Must say that I've never tried pigs ears, but the more and more I eat the "undesirable bits" of animals, the more I like them. I've got this saved to give a try soon!

Helena Lee said...

this is such a good post. I'm so glad you've shown us step by step. Used to love eating it cold at a Taiwanese restaurant in Chinatown, and glad that you've got such a simple recipe for them.

Jonathan said...

Wow. Love it.

Cakelaw said...

I have never seen anyhting like this before. My mother buys dried pigs ears from the supermarket for the dog, but I am not even sure I am have them for sale at the markets here.

Hanna @ Swedish Meatball said...

This sounds and looks pretty awesome to me! I've never cooked with pig's ears but will try this next time I'm at the butchers!

Going With My Gut said...

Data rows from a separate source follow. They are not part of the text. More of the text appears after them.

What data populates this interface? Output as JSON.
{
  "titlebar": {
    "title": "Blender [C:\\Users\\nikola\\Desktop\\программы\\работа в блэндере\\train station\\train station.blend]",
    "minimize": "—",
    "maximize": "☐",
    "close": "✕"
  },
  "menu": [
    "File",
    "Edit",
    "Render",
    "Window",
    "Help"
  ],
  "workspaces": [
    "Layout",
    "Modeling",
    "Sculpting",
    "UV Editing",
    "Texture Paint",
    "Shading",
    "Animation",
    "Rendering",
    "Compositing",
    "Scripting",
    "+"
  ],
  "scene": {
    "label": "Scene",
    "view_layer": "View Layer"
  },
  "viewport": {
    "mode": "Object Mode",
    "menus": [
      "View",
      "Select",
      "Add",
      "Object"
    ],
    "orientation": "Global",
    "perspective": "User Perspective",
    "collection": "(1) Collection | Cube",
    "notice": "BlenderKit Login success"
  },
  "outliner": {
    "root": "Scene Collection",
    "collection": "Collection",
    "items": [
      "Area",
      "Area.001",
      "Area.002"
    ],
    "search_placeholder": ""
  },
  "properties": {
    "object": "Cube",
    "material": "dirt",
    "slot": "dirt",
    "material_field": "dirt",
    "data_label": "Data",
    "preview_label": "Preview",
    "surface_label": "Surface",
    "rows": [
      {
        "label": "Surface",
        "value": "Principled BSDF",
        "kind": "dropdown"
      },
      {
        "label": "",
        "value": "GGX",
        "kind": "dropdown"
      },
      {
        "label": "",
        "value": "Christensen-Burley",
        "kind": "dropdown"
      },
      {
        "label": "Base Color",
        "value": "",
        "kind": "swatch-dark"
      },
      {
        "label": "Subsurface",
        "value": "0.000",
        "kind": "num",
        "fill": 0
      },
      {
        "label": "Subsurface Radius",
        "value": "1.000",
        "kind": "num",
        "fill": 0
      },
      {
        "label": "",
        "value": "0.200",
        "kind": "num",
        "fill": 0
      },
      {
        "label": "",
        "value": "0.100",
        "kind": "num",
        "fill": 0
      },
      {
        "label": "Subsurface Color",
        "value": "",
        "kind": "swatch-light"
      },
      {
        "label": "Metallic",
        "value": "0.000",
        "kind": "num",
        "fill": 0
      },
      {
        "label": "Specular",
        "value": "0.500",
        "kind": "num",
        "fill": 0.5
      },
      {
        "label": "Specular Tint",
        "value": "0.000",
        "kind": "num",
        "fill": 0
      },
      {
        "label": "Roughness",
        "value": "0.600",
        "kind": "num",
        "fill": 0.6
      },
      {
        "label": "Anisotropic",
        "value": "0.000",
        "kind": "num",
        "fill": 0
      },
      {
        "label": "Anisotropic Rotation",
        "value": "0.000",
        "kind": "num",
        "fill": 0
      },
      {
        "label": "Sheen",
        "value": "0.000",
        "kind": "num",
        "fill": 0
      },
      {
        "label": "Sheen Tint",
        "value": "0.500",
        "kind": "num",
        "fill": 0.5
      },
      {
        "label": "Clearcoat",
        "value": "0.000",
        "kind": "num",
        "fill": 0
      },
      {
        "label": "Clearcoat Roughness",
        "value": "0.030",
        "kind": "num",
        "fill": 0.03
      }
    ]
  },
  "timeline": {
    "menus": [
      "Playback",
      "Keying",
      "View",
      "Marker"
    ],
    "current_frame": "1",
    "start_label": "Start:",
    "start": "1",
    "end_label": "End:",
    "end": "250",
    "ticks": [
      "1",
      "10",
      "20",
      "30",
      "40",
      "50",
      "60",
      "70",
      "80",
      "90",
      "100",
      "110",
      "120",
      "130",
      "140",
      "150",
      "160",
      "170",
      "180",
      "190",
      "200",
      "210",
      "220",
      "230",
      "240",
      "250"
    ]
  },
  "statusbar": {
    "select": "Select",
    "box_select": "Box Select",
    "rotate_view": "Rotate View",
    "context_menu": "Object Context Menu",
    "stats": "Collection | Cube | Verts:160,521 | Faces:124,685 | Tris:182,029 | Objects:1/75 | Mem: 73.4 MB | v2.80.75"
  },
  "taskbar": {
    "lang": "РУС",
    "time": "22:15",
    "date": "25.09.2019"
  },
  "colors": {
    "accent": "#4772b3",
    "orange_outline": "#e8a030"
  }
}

Awesome. Had lovely pig ear strips in Lithuania & China. Looking forward to some DIY rnditions at home!

Wen